Rising above a bend in the railway tracks at Bethnal Green in east London stands something of an architectural anachronism. Front doors pop out from a stately two-storey plinth, clad in bottle-green glazed bricks like a Victorian pub. Inside, there are big flats, with tall ceilings and views in two directions, looking out over a shared courtyard garden.
The building has the generous scale and quality of an old factory conversion, the kind now reborn as million-pound studio flats, luxury lifestyle solutions to be snapped up in London’s crazed housing super-bubble. But it is nothing of the sort. It is a new affordable housing development, built by the Peabody Trust and designed by the young architectural practice Pitman Tozer.

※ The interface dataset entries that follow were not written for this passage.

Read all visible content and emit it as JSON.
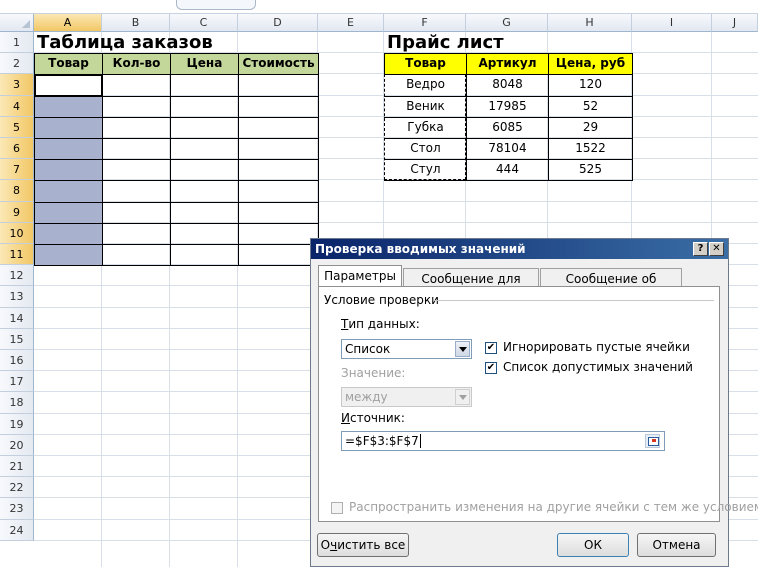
{
  "columns": [
    "A",
    "B",
    "C",
    "D",
    "E",
    "F",
    "G",
    "H",
    "I",
    "J"
  ],
  "rows": [
    "1",
    "2",
    "3",
    "4",
    "5",
    "6",
    "7",
    "8",
    "9",
    "10",
    "11",
    "12",
    "13",
    "14",
    "15",
    "16",
    "17",
    "18",
    "19",
    "20",
    "21",
    "22",
    "23",
    "24"
  ],
  "sheet": {
    "orders_title": "Таблица заказов",
    "price_title": "Прайс лист",
    "orders_headers": [
      "Товар",
      "Кол-во",
      "Цена",
      "Стоимость"
    ],
    "price_headers": [
      "Товар",
      "Артикул",
      "Цена, руб"
    ],
    "price_rows": [
      [
        "Ведро",
        "8048",
        "120"
      ],
      [
        "Веник",
        "17985",
        "52"
      ],
      [
        "Губка",
        "6085",
        "29"
      ],
      [
        "Стол",
        "78104",
        "1522"
      ],
      [
        "Стул",
        "444",
        "525"
      ]
    ]
  },
  "dialog": {
    "title": "Проверка вводимых значений",
    "help_button": "?",
    "close_button": "✕",
    "tabs": [
      "Параметры",
      "Сообщение для ввода",
      "Сообщение об ошибке"
    ],
    "group_label": "Условие проверки",
    "data_type_label": "Тип данных:",
    "data_type_value": "Список",
    "value_label": "Значение:",
    "value_value": "между",
    "ignore_blank_label": "Игнорировать пустые ячейки",
    "in_cell_dropdown_label": "Список допустимых значений",
    "source_label": "Источник:",
    "source_value": "=$F$3:$F$7",
    "apply_all_label": "Распространить изменения на другие ячейки с тем же условием",
    "clear_all_button": "Очистить все",
    "ok_button": "ОК",
    "cancel_button": "Отмена"
  },
  "colors": {
    "header_green": "#c4d79b",
    "header_yellow": "#ffff00",
    "selection": "#a8b1cd",
    "titlebar": "#0a246a"
  }
}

“We were inspired by the design of some of Peabody’s first schemes, built back in the 1860s,” says Luke Tozer, standing in the newly named Mint Street, framed by the building on one side and railway arches on the other. “They were all about using a limited palette of substantial materials, with simple details and the occasional decorative flourish. And they’ve stood the test of time, 150 years later.”